While they aspire to state power, the Taliban have been able to achieve considerable success without it. Through terror tactics and suicide-bombings they have made fear ubiquitous. Women are being forced into burqas, and anxious private employers and government departments have advised their male employees in Peshawar and other cities to wear shalwar-kameez rather than trousers. Co-educational schools across Pakistan are increasingly fearful of attacks; some are converting to girls-only or boys-only schools. Video-shops are going out of business, and native musicians and dancers have fled or changed their profession. A sterile Saudi-style Wahhabism is beginning to impact upon Pakistan's once-vibrant culture and society.

It could be far worse. If, for example, General Ashfaq Kayani were overthrown in a coup by radical Islamist officers who seize control of the country's nuclear weapons, making intervention by outside forces impossible; and if jihad for liberating Kashmir is subsequently declared as Pakistan's highest priority and earlier policies for crossing the "line of control" (LoC) are revived; if Shi'a are expelled to Iran, and Hindus forced into India; if ethnic and religious minorities in the northern areas flee Pashtun invaders; if anti-Taliban forces such as the ethnic Muttahida Qaumi Movement (MQM) and the Baluch (Baloch) nationalists are decisively crushed by Islamists; and if sharia is declared across the country. All this still seems improbable - as long as the army stays together.

The way forward

What can the United States, which is still the world's pre-eminent power, do to turn the situation around? Amazingly little.

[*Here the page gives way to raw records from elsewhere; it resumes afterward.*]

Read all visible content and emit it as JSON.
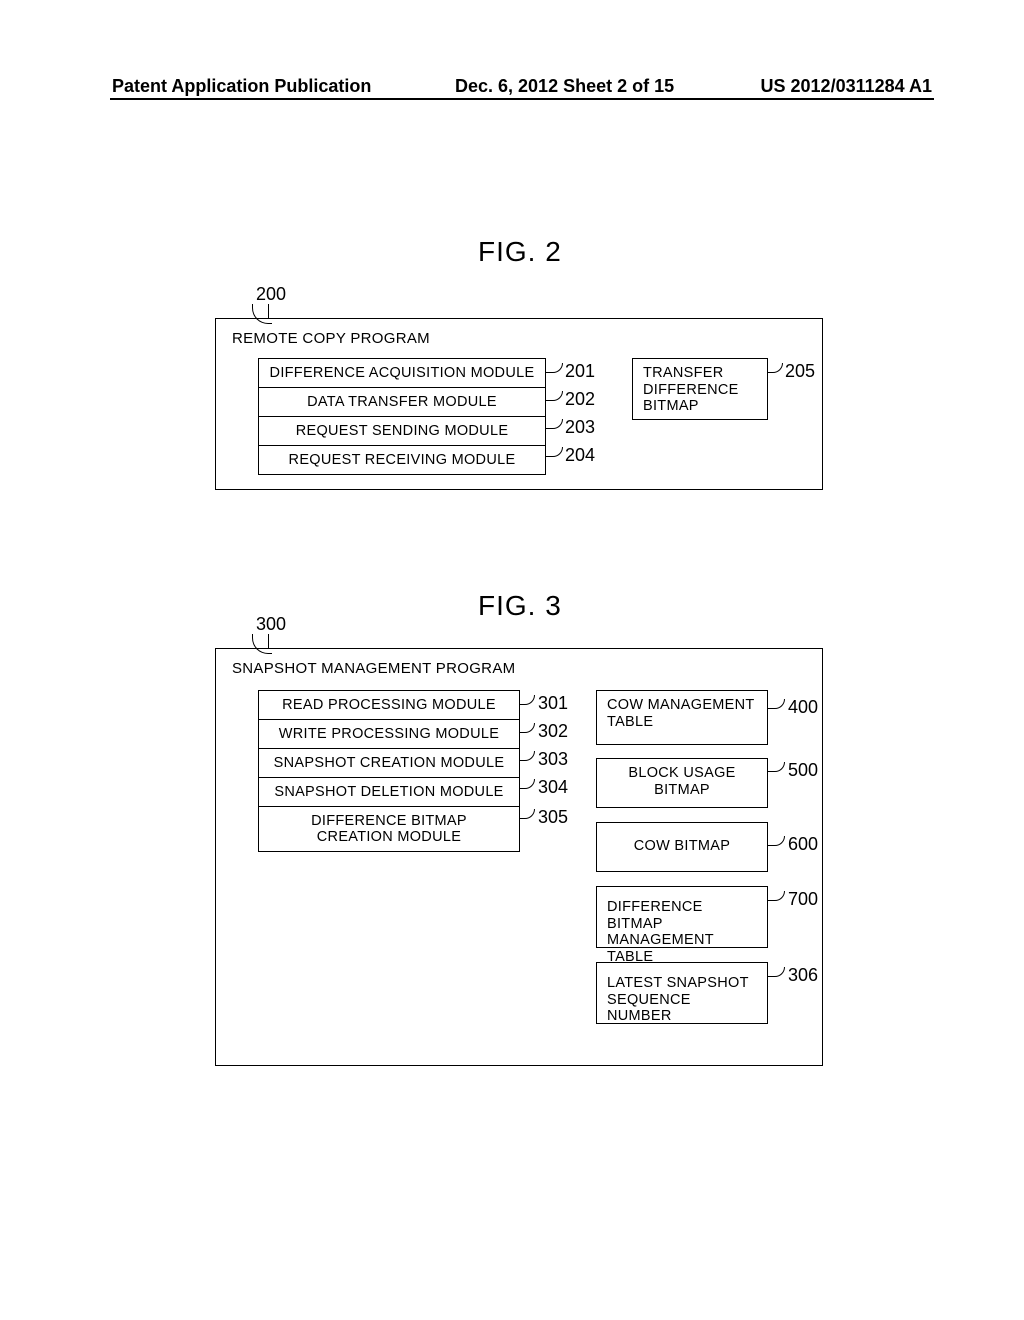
{
  "header": {
    "left": "Patent Application Publication",
    "mid": "Dec. 6, 2012   Sheet 2 of 15",
    "right": "US 2012/0311284 A1"
  },
  "fig2": {
    "title": "FIG. 2",
    "ref_program": "200",
    "program_title": "REMOTE COPY PROGRAM",
    "modules": [
      "DIFFERENCE ACQUISITION MODULE",
      "DATA TRANSFER MODULE",
      "REQUEST SENDING MODULE",
      "REQUEST RECEIVING MODULE"
    ],
    "module_refs": [
      "201",
      "202",
      "203",
      "204"
    ],
    "right_box": "TRANSFER\nDIFFERENCE\nBITMAP",
    "right_ref": "205"
  },
  "fig3": {
    "title": "FIG. 3",
    "ref_program": "300",
    "program_title": "SNAPSHOT MANAGEMENT PROGRAM",
    "modules": [
      "READ PROCESSING MODULE",
      "WRITE PROCESSING MODULE",
      "SNAPSHOT CREATION MODULE",
      "SNAPSHOT DELETION MODULE",
      "DIFFERENCE BITMAP\nCREATION MODULE"
    ],
    "module_refs": [
      "301",
      "302",
      "303",
      "304",
      "305"
    ],
    "right_boxes": [
      {
        "label": "COW MANAGEMENT\nTABLE",
        "ref": "400"
      },
      {
        "label": "BLOCK USAGE\nBITMAP",
        "ref": "500"
      },
      {
        "label": "COW BITMAP",
        "ref": "600"
      },
      {
        "label": "DIFFERENCE BITMAP\nMANAGEMENT TABLE",
        "ref": "700"
      },
      {
        "label": "LATEST SNAPSHOT\nSEQUENCE NUMBER",
        "ref": "306"
      }
    ]
  }
}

In spite of being on US life-support, Pakistan is probably the most anti-American country in the world. It has a long litany of grievances. Some are pan-Islamic, but others derive from its bitter experiences of being a US ally in the 1980s. Pakistan, once at the cutting-edge of the US-organised jihad against the Soviet Union, was dumped once the war was over and left to deal with numerous toxic consequences.

The festering resentments in Pakistan produced a paranoid mindset that blames Washington for all of Pakistan's ills - old and new. A meeting of young people that I addressed in Islamabad recently included many who thought that the Taliban are composed of US agents paid to create instability so that Pakistan's nuclear weapons could be seized by Washington. Other such absurd conspiracy theories also enjoy huge currency.

Nevertheless, the United States isn't powerless. The chances of engaging with Pakistan positively have improved under the Barack Obama administration. Any real progress toward a Palestinian state and dealing with Muslims globally would have enormous resonance in Pakistan. The US president's speech in Cairo on 4 June 2009, announcing a "new beginning" with the Muslim world, is a promising step in this regard.

Pakistan's financial support must not be cut, or economic collapse (and certain Taliban victory) would follow in a matter of months. The government and army must be kept afloat until Pakistan is fully ready to take on extremism by itself (although better financial monitoring is needed). The United States also should initiate a conference that brings Iran, India, and China together. Each of these countries must recognise that extremism represents a regional as well as global danger, and they must formulate an action-plan aimed at squeezing the extremists.

Pakistan's political leadership and army have a key responsibility in all this. They must face the extremist threat, accept the United States and India as partners rather than adversaries, enact major reforms in income and land distribution, revamp the education and legal systems, and address the real needs of citizens. Most important, Pakistan will have to clamp down on the fiery mullahs who spout hatred from mosques, and stop suicide-bomber production in madrasas. For better or for worse, it will be for Pakistanis alone to figure out how.